Turkey: Show trials of journalists are a travesty of justice

This week, ARTICLE 19 and Reporters Without Borders (RSF) are monitoring two trials of journalists in Turkey. On Monday 18 September they attended the first hearing in the trial of journalists, columnists and staff working for Zaman newspaper, including Şahin Alpay, Ali Bulaç, Ahmet Alkan Turan and Mümtazer Türköne. Today, on Tuesday 19 September, they are attending the second hearing in the case of a number of journalists and columnists including Ahmet and Mehmet Altan. ARTICLE 19 and RSF call for the journalists to be released from pre-trial detention and for the charges to be dropped.
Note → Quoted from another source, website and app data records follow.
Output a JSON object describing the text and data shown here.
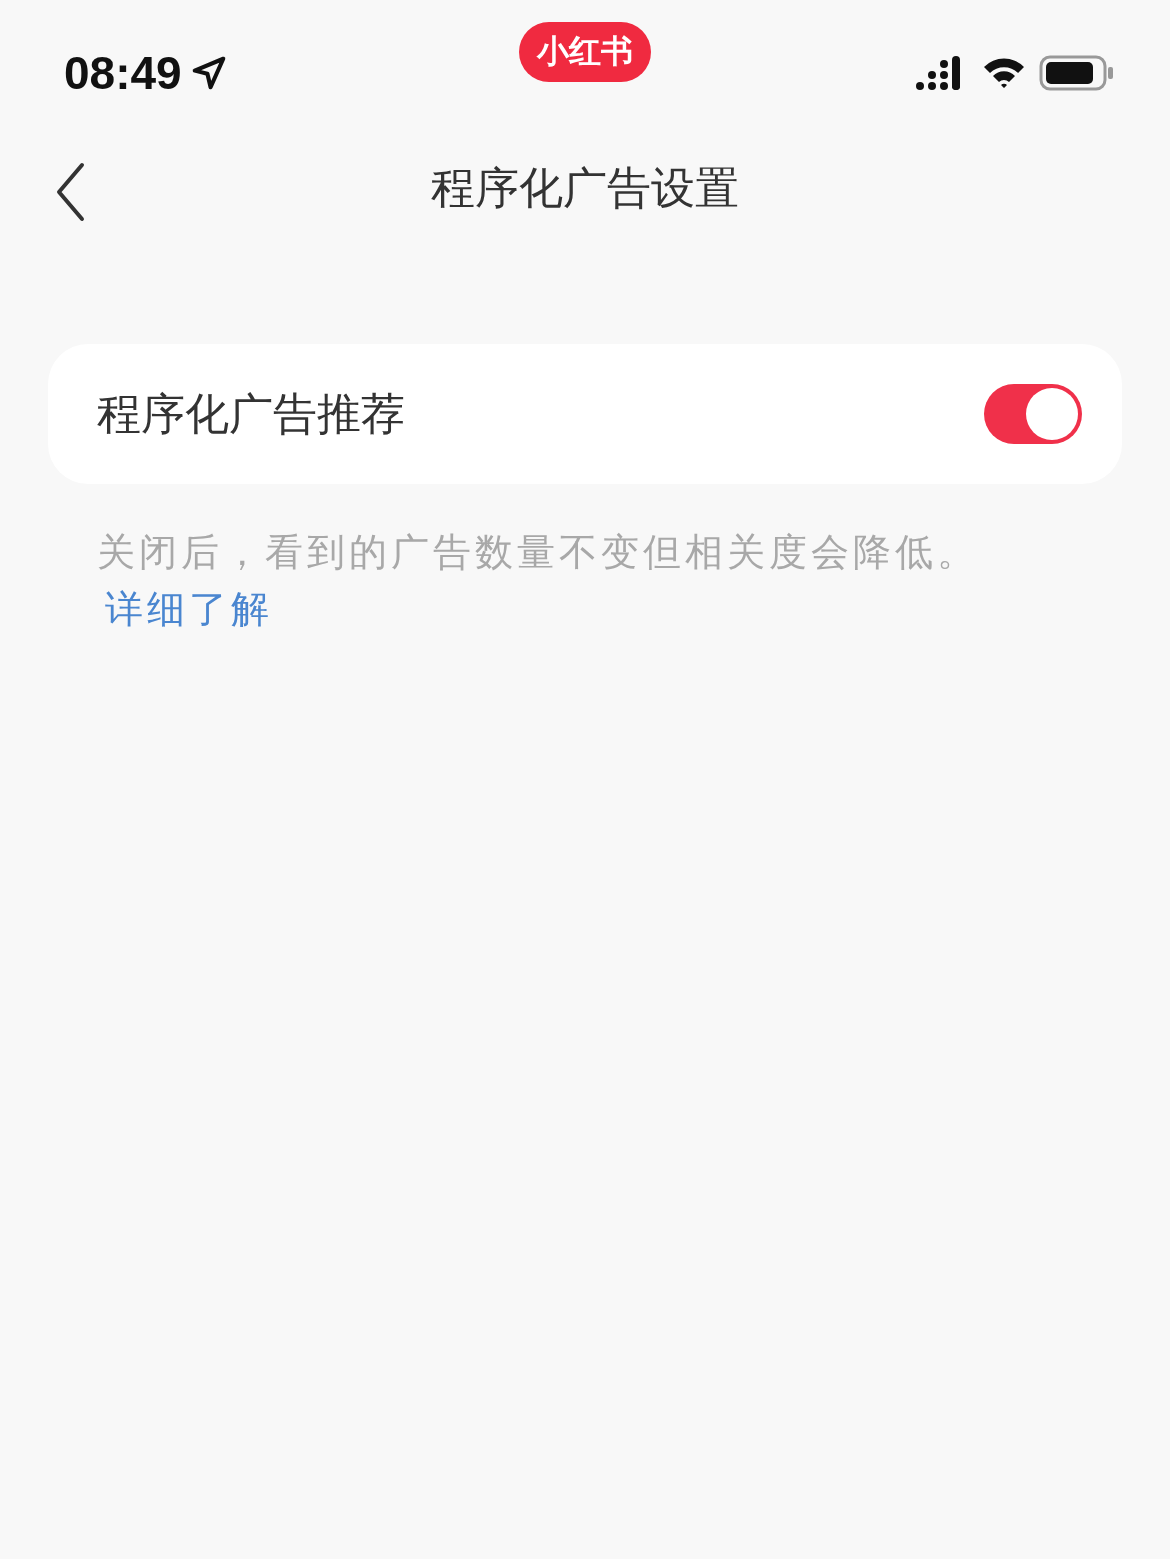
{
  "status_bar": {
    "time": "08:49",
    "app_badge": "小红书"
  },
  "nav": {
    "title": "程序化广告设置"
  },
  "setting": {
    "label": "程序化广告推荐",
    "on": true
  },
  "hint": {
    "text": "关闭后，看到的广告数量不变但相关度会降低。",
    "link": "详细了解"
  }
}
In both trials, the defendants are accused of involvement in last year’s failed coup. They face charges of “attempting to overthrow the constitutional order through violence or force”, “attempting to overthrow or interfere with the work of the national assembly through violence or force” and “attempting to overthrow or interfere with the work of the government”. In the Zaman case, the defendants are also charged with membership of a terrorist organisation, which refers to the Gülen movement, the organisation the Turkish government blames for the coup attempt. In the Altans’ case, the defendants are charged with aiding a terrorist organisation without being a member, which carries the same sentence as membership. In both cases, the defendants face three aggravated life sentences. Most of them have already been in pre-trial detention for between 12 and 14 months.
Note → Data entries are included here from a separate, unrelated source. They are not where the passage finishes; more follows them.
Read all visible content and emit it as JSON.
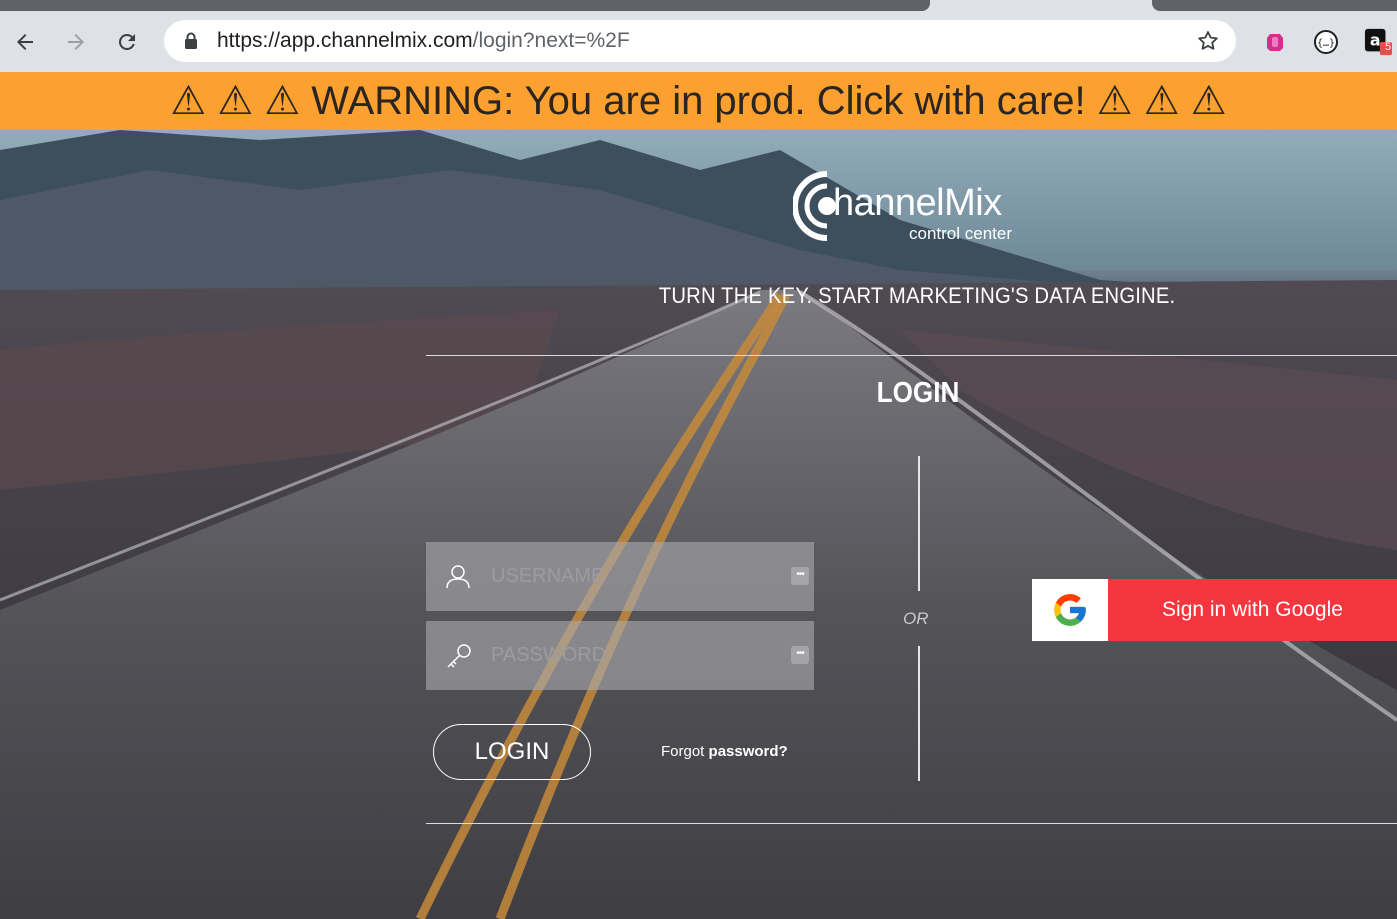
{
  "browser": {
    "url_host": "https://app.channelmix.com",
    "url_path": "/login?next=%2F",
    "extension_badge": "5"
  },
  "banner": {
    "text": "⚠ ⚠ ⚠ WARNING: You are in prod. Click with care! ⚠ ⚠ ⚠",
    "color": "#fca02f"
  },
  "brand": {
    "logo_main": "hannelMix",
    "logo_sub": "control center",
    "tagline": "TURN THE KEY. START MARKETING'S DATA ENGINE."
  },
  "login": {
    "title": "LOGIN",
    "username_placeholder": "USERNAME",
    "password_placeholder": "PASSWORD",
    "submit_label": "LOGIN",
    "forgot_prefix": "Forgot",
    "forgot_link": "password?",
    "or_label": "OR",
    "google_label": "Sign in with Google",
    "google_color": "#f6363f"
  },
  "icons": {
    "back": "arrow-left-icon",
    "forward": "arrow-right-icon",
    "reload": "reload-icon",
    "lock": "lock-icon",
    "bookmark": "star-icon",
    "user": "user-icon",
    "key": "key-icon",
    "google": "google-g-icon"
  }
}
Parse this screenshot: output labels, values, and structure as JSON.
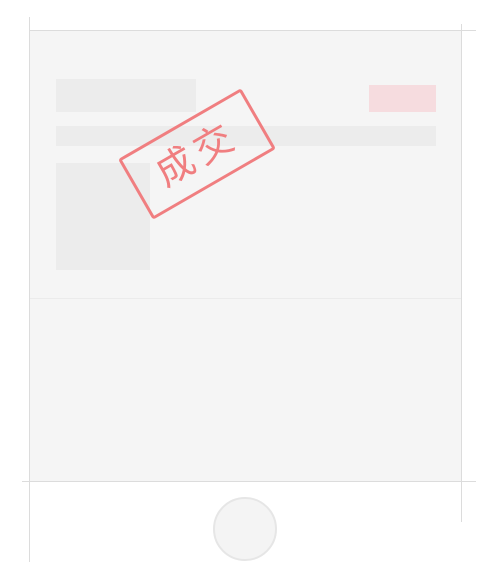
{
  "stamp": {
    "text": "成交",
    "color": "#f07e80"
  },
  "skeleton": {
    "badge_color": "#f6dcdf",
    "block_color": "#ececec",
    "screen_color": "#f5f5f5"
  }
}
In neither case does the indictment include specific allegations of direct involvement in the coup itself or of incitement to violence.
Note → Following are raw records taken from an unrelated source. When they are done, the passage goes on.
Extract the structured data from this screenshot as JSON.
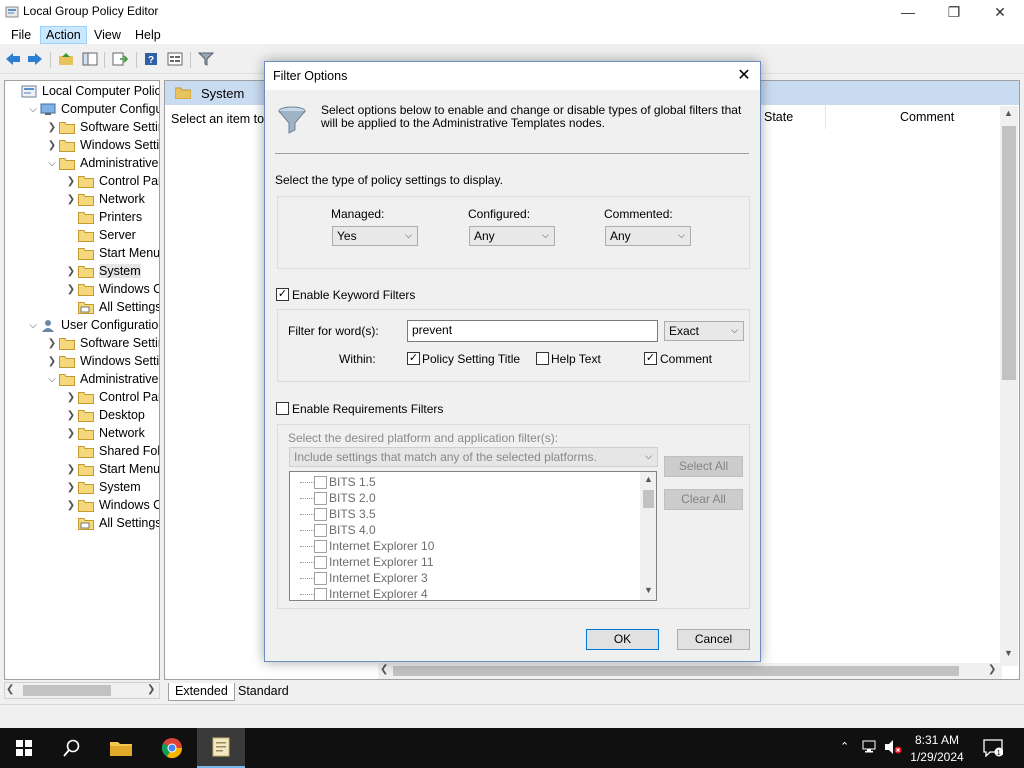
{
  "window": {
    "title": "Local Group Policy Editor"
  },
  "menu": [
    "File",
    "Action",
    "View",
    "Help"
  ],
  "tree": {
    "items": [
      {
        "label": "Local Computer Policy"
      },
      {
        "label": "Computer Configura"
      },
      {
        "label": "Software Settings"
      },
      {
        "label": "Windows Setting"
      },
      {
        "label": "Administrative Te"
      },
      {
        "label": "Control Panel"
      },
      {
        "label": "Network"
      },
      {
        "label": "Printers"
      },
      {
        "label": "Server"
      },
      {
        "label": "Start Menu ar"
      },
      {
        "label": "System"
      },
      {
        "label": "Windows Cor"
      },
      {
        "label": "All Settings"
      },
      {
        "label": "User Configuration"
      },
      {
        "label": "Software Settings"
      },
      {
        "label": "Windows Setting"
      },
      {
        "label": "Administrative Te"
      },
      {
        "label": "Control Panel"
      },
      {
        "label": "Desktop"
      },
      {
        "label": "Network"
      },
      {
        "label": "Shared Folder"
      },
      {
        "label": "Start Menu ar"
      },
      {
        "label": "System"
      },
      {
        "label": "Windows Cor"
      },
      {
        "label": "All Settings"
      }
    ]
  },
  "right_pane": {
    "title": "System",
    "hint": "Select an item to v",
    "columns": {
      "state": "State",
      "comment": "Comment"
    }
  },
  "tabs": {
    "extended": "Extended",
    "standard": "Standard"
  },
  "dialog": {
    "title": "Filter Options",
    "description_line1": "Select options below to enable and change or disable types of global filters that",
    "description_line2": "will be applied to the Administrative Templates nodes.",
    "type_section_label": "Select the type of policy settings to display.",
    "managed": {
      "label": "Managed:",
      "value": "Yes"
    },
    "configured": {
      "label": "Configured:",
      "value": "Any"
    },
    "commented": {
      "label": "Commented:",
      "value": "Any"
    },
    "keyword": {
      "enable_label": "Enable Keyword Filters",
      "enabled": true,
      "filter_label": "Filter for word(s):",
      "filter_value": "prevent",
      "match_value": "Exact",
      "within_label": "Within:",
      "policy_title_label": "Policy Setting Title",
      "policy_title_checked": true,
      "help_text_label": "Help Text",
      "help_text_checked": false,
      "comment_label": "Comment",
      "comment_checked": true
    },
    "requirements": {
      "enable_label": "Enable Requirements Filters",
      "enabled": false,
      "platform_label": "Select the desired platform and application filter(s):",
      "match_value": "Include settings that match any of the selected platforms.",
      "select_all": "Select All",
      "clear_all": "Clear All",
      "platforms": [
        "BITS 1.5",
        "BITS 2.0",
        "BITS 3.5",
        "BITS 4.0",
        "Internet Explorer 10",
        "Internet Explorer 11",
        "Internet Explorer 3",
        "Internet Explorer 4"
      ]
    },
    "ok_label": "OK",
    "cancel_label": "Cancel"
  },
  "taskbar": {
    "time": "8:31 AM",
    "date": "1/29/2024"
  },
  "colors": {
    "accent": "#0078d7",
    "pane_header": "#c9dbf0",
    "taskbar": "#101010",
    "folder": "#e8c25c"
  }
}
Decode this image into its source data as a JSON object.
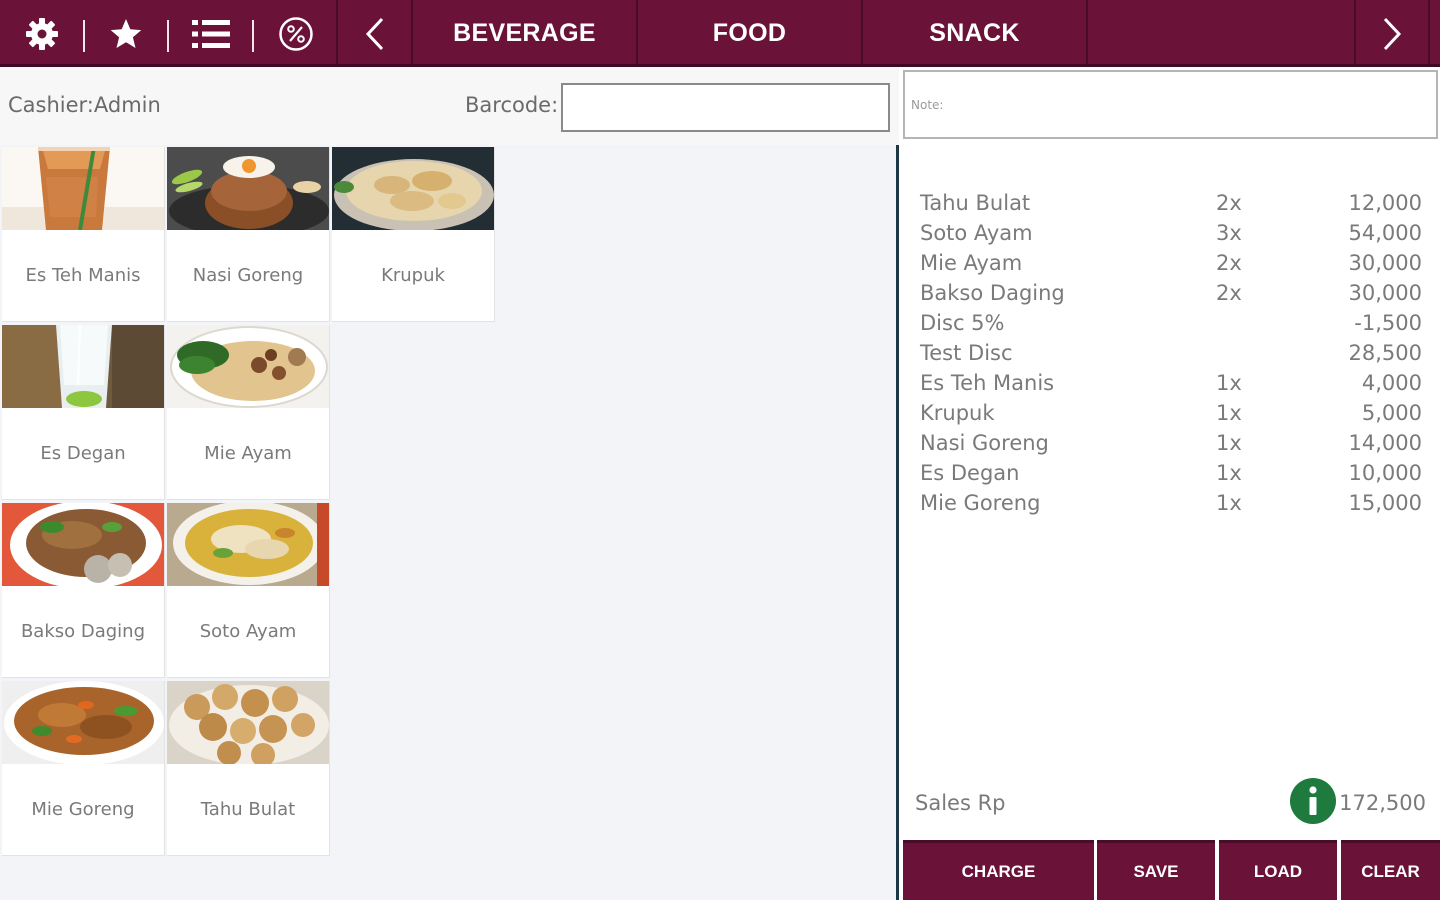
{
  "toolbar": {
    "icons": [
      "gear-icon",
      "star-icon",
      "list-icon",
      "discount-icon",
      "chevron-left-icon",
      "chevron-right-icon"
    ],
    "categories": [
      "BEVERAGE",
      "FOOD",
      "SNACK",
      ""
    ]
  },
  "header": {
    "cashier": "Cashier:Admin",
    "barcode_label": "Barcode:",
    "barcode_value": ""
  },
  "note": {
    "placeholder": "Note:"
  },
  "products": [
    {
      "name": "Es Teh Manis",
      "image": "iced-tea"
    },
    {
      "name": "Nasi Goreng",
      "image": "fried-rice"
    },
    {
      "name": "Krupuk",
      "image": "crackers"
    },
    {
      "name": "Es Degan",
      "image": "coconut-drink"
    },
    {
      "name": "Mie Ayam",
      "image": "chicken-noodle"
    },
    {
      "name": "Bakso Daging",
      "image": "meatball-soup"
    },
    {
      "name": "Soto Ayam",
      "image": "chicken-soup"
    },
    {
      "name": "Mie Goreng",
      "image": "fried-noodle"
    },
    {
      "name": "Tahu Bulat",
      "image": "round-tofu"
    }
  ],
  "order": {
    "items": [
      {
        "name": "Tahu Bulat",
        "qty": "2x",
        "amount": "12,000"
      },
      {
        "name": "Soto Ayam",
        "qty": "3x",
        "amount": "54,000"
      },
      {
        "name": "Mie Ayam",
        "qty": "2x",
        "amount": "30,000"
      },
      {
        "name": "Bakso Daging",
        "qty": "2x",
        "amount": "30,000"
      },
      {
        "name": "Disc 5%",
        "qty": "",
        "amount": "-1,500"
      },
      {
        "name": "Test Disc",
        "qty": "",
        "amount": "28,500"
      },
      {
        "name": "Es Teh Manis",
        "qty": "1x",
        "amount": "4,000"
      },
      {
        "name": "Krupuk",
        "qty": "1x",
        "amount": "5,000"
      },
      {
        "name": "Nasi Goreng",
        "qty": "1x",
        "amount": "14,000"
      },
      {
        "name": "Es Degan",
        "qty": "1x",
        "amount": "10,000"
      },
      {
        "name": "Mie Goreng",
        "qty": "1x",
        "amount": "15,000"
      }
    ],
    "sales_label": "Sales Rp",
    "sales_total": "172,500"
  },
  "actions": {
    "charge": "CHARGE",
    "save": "SAVE",
    "load": "LOAD",
    "clear": "CLEAR"
  },
  "colors": {
    "primary": "#6b1238",
    "info": "#1f7a3d",
    "divider": "#1d3746"
  }
}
In the Zaman indictment, the prosecutor claims that the defendants sought to create a public perception favourable to the coup. The indictment does not establish clear and individualised evidence against the defendants. On the contrary, it states that the articles do not contain individual crime elements, but reflect the editorial policy of Zamannewspaper, which was allegedly determined by Fethullah Gülen, the religious leader of the Gülen  movement. It is argued that this demonstrates they were part of a terrorist network. No attempt has been made in the indictment to explain how newspaper articles or columns constitute violence or force.

In the Altans’ case, the indictment outlines a number of columns or articles written by the defendants which express views critical of the government, in addition to a television interview in which the prosecutor claims they gave subliminal messages in support of the coup. Apart from this, some circumstantial evidence about contact they had with alleged members of the Gülen movement is included.

ARTICLE 19 and RSF, along with a number of other international human rights or press freedom organisations, monitored the first hearing of the Altans’ trial in June 2017. ARTICLE 19 submitted an expert opinion to the court, which outlined how the charges against the defendants do not comply with international standards on the right to freedom of expression. The opinion further concluded that these cases appear to be politically motivated.

In addition to the groundless charges, ARTICLE 19 and RSF are concerned about undue pressure on human rights lawyers. Veysel Ok, the lead defence lawyer for Ahmet Altan and Şahin Alpay, is also on trial this week in a separate case where he is charged with “insulting Turkishness” and “insulting the judiciary” based on an interview he gave in 2015 where he criticised the Turkish justice system, stating that the judges lacked independence. Another human rights lawyer, Orhan Kemal Cengiz, is a defendant in the Zaman newspaper case. His name only appears once in the indictment and no evidence is cited against him. He was the lawyer representing theZaman case at the Constitutional Court and also wrote columns for Today’s Zaman.

Both cases represent show trials aimed at silencing dissent and alternative viewpoints, particularly criticism of the government. In both cases, ARTICLE 19 and RSF call for the journalists to be released and for the charges to be dropped in the absence of individualised evidence of involvement in an internationally recognised crime.